By: Ben Leonard
STANFORD, Calif. — Even for basketball players, finals week at Stanford is grueling.
Before overwhelming Division II Cal State East Bay 79-53 Friday night, Stanford had eight players with finals at nine o’clock in the morning, some pulling all-nighters to cram for their exams. The nearly two weeks off from games for finals period didn’t phase the Cardinal and junior forward Reid Travis, who recorded his fifth double-double of the season, scoring 24 points and grabbing 13 rebounds in just 22 minutes to pace Stanford.
“There’s definitely a lot of things we can work on, but I’m proud of the way we bounced back this week. We had a tough finals week, so definitely to refocus and have a game like we did tonight,” Travis said. “Defensively, offensively, we’re really starting to get our standards down and do everything we need to do to be successful in conference play.”
Stanford hadn’t played since falling 89-74 to No. 4 Kansas Dec. 3, and certainly showed some rust in the early going against the Pioneers (8-3, 0-0 CCAA). Stanford had been limited to five full practices during that time, taking several days off and only holding shootarounds on many occasions. After a dominant 18-3 run to start the game, the Cardinal (7-3, 0-0 Pac-12) lapsed on defense, allowing Cal State East Bay to cut the lead to 22-16.
But Travis and the Cardinal quickly became too much for the undersized Pioneers to handle. Led by eight points from the 6-foot-8, 245-pound forward, including a clean dish from sophomore guard Robert Cartwright for a thunderous dunk, the former McDonald’s American and the Cardinal surged to on a 15-0 run to take a commanding lead, never looking back.
Travis’ physicality, a product of an unmatched, almost excessive work ethic that ex-Cardinal head coach Johnny Dawkins in part attributed to his missing 22 games last season with a stress reaction in his left leg, paid off Friday, simply too much for the Pioneers to match.

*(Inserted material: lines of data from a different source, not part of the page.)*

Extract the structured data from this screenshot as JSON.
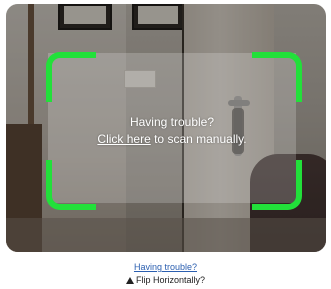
{
  "scanner": {
    "line1": "Having trouble?",
    "link_text": "Click here",
    "line2_suffix": " to scan manually."
  },
  "footer": {
    "trouble_link": "Having trouble?",
    "flip_label": "Flip Horizontally?",
    "flip_icon": "warning-icon"
  },
  "colors": {
    "scan_corner": "#22e03a",
    "link": "#2b5fb0"
  }
}
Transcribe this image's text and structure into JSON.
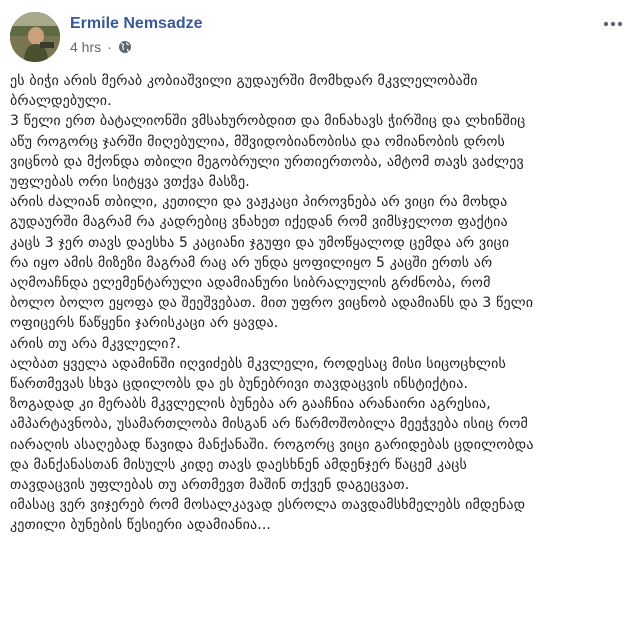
{
  "post": {
    "author": "Ermile Nemsadze",
    "timestamp": "4 hrs",
    "separator": "·",
    "privacy_icon": "globe-icon",
    "options_icon": "more-horizontal-icon",
    "avatar_icon": "profile-photo",
    "lines": [
      "ეს ბიჭი არის მერაბ კობიაშვილი გუდაურში მომხდარ მკვლელობაში",
      "ბრალდებული.",
      "3 წელი ერთ ბატალიონში ვმსახურობდით და მინახავს ჭირშიც და ლხინშიც",
      "აწუ როგორც ჯარში მიღებულია, მშვიდობიანობისა და ომიანობის დროს",
      "ვიცნობ და მქონდა თბილი მეგობრული ურთიერთობა, ამტომ თავს ვაძლევ",
      "უფლებას ორი სიტყვა ვთქვა მასზე.",
      "არის ძალიან თბილი, კეთილი და ვაჟკაცი პიროვნება არ ვიცი რა მოხდა",
      "გუდაურში მაგრამ რა კადრებიც ვნახეთ იქედან რომ ვიმსჯელოთ ფაქტია",
      "კაცს 3 ჯერ თავს დაესხა 5 კაციანი ჯგუფი და უმოწყალოდ ცემდა არ ვიცი",
      "რა იყო ამის მიზეზი მაგრამ რაც არ უნდა ყოფილიყო 5 კაცში ერთს არ",
      "აღმოაჩნდა ელემენტარული ადამიანური სიბრალულის გრძნობა, რომ",
      "ბოლო ბოლო ეყოფა და შეეშვებათ. მით უფრო ვიცნობ ადამიანს და 3 წელი",
      "ოფიცერს წაწყენი ჯარისკაცი არ ყავდა.",
      "არის თუ არა მკვლელი?.",
      "ალბათ ყველა ადამინში იღვიძებს მკვლელი, როდესაც მისი სიცოცხლის",
      "წართმევას სხვა ცდილობს და ეს ბუნებრივი თავდაცვის ინსტიქტია.",
      "ზოგადად კი მერაბს მკვლელის ბუნება არ გააჩნია არანაირი აგრესია,",
      "ამპარტავნობა, უსამართლობა მისგან არ წარმოშობილა მეეჭვება ისიც რომ",
      "იარაღის ასაღებად წავიდა მანქანაში. როგორც ვიცი გარიდებას ცდილობდა",
      "და მანქანასთან მისულს კიდე თავს დაესხნენ ამდენჯერ წაცემ კაცს",
      "თავდაცვის უფლებას თუ ართმევთ მაშინ თქვენ დაგეცვათ.",
      "იმასაც ვერ ვიჯერებ რომ მოსალკავად ესროლა თავდამსხმელებს იმდენად",
      "კეთილი ბუნების წესიერი ადამიანია..."
    ]
  }
}
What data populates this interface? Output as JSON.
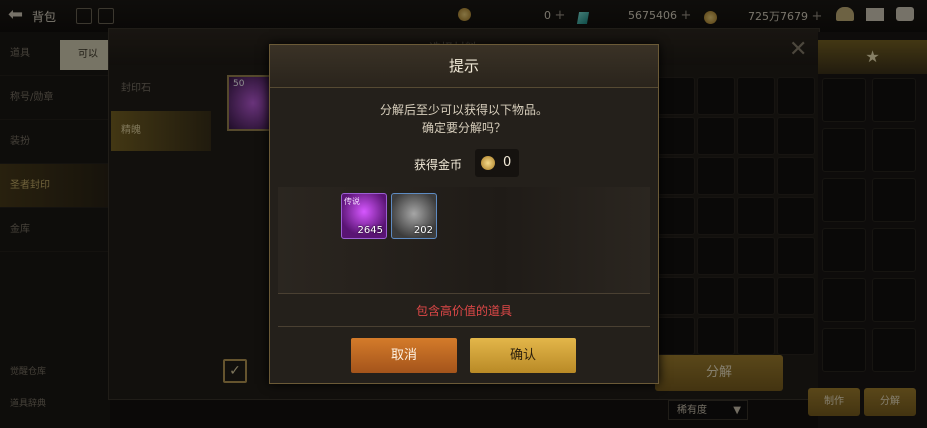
{
  "topbar": {
    "title": "背包",
    "res1_value": "0",
    "res2_value": "5675406",
    "res3_value": "725万7679"
  },
  "leftnav": {
    "items": [
      "道具",
      "称号/勋章",
      "装扮",
      "圣者封印",
      "金库"
    ],
    "active_index": 3,
    "tooltip": "可以",
    "bottom_links": [
      "觉醒仓库",
      "道具辞典"
    ]
  },
  "under_dialog": {
    "title": "选择材料",
    "subtabs": [
      "封印石",
      "精魄"
    ],
    "active_subtab": 1,
    "decompose_label": "分解",
    "sort_label": "稀有度",
    "card_badge": "50"
  },
  "right_panel": {
    "craft_label": "制作",
    "decompose_label": "分解"
  },
  "modal": {
    "title": "提示",
    "message_line1": "分解后至少可以获得以下物品。",
    "message_line2": "确定要分解吗？",
    "gold_label": "获得金币",
    "gold_value": "0",
    "items": [
      {
        "name": "purple-essence",
        "tag": "传说",
        "count": "2645"
      },
      {
        "name": "gray-crystal",
        "count": "202"
      }
    ],
    "warning": "包含高价值的道具",
    "cancel_label": "取消",
    "confirm_label": "确认"
  },
  "colors": {
    "accent_gold": "#b98a26",
    "cancel_orange": "#d47b2a",
    "warning_red": "#e04848"
  }
}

Only one of the Pioneers’ top six scorers was above 6-foot-5, presenting huge matchup problems for the lower-division squad.
Although they took just seven 3-point attempts, making one, Stanford dominated in scoring through the post, outscoring the Pioneers 42-20 in the paint and winning the rebound battle 42-30.
“Our identity is a team that gets the ball inside first by dribble or pass, hopefully gets some things in transition and on offensive rebounds, but we have to work from the inside out,” Stanford head coach Jerod Haase said. “Because it was working well and effectively, we didn’t have to go to the second part of that, which is shooting from the perimeter. As time moves on, we are going to have to shoot from the perimeter. We have to be more efficient than we have been from the perimeter.”
The Cardinal’s leader in 3-point scoring percentage, junior guard Dorian Pickens, made Stanford’s lone 3-pointer Friday in his only attempt. He was the only other Cardinal player to score in double-digits, scoring 11 points in 21 minutes on 3-of-5 shooting. The Phoenix native helped buoy a Stanford offense that shot 55.3% from the field (26-of-47 FG’s), even without contributions from one of their key contributors.
After starting all nine of the team’s previous contests, a familiar name was out of the starting lineup Friday: junior forward Michael Humphrey. The Phoenix native had seen his field goal percentage dip from nearly .500 to a meager .429 mark this season and his rebounds per game fall by two, which prompted Hasse to sit Humphrey and play him for just 12 minutes Friday, replacing him with senior center Grant Verhoeven.
“(The goal was) hopefully to light a little fire under Michael,” Haase said. “It’s not a secret, Michael isn’t playing his top performances right now. Grant has earned that right as well. He’s been a consistent performer and played well.”
Humphrey was effective in limited time, matching Verhoeven’s scoring total with seven points on 2-of-3 shooting and grabbing three rebounds.
On the whole, Verhoeven thought it was fairly solid showing for the Cardinal, albeit a work in progress before it takes on a talented SMU squad (8-3, 0-0 AAC) on Monday.
“It’s good to have a game like this where we can just focus on getting better, working on our offense and defense,” Verhoeven said. “There was a lot out there that wasn’t pretty on our end of the court, but we have a lot we can work on in these next couple days before our game against SMU.”
Cover Image: Stanford’s Reid Travis (22) scores against Cal State East Bay during the first half of an NCAA college basketball game Friday, Dec. 16, 2016, in Stanford, Calif. (AP Photo/Ben Margot)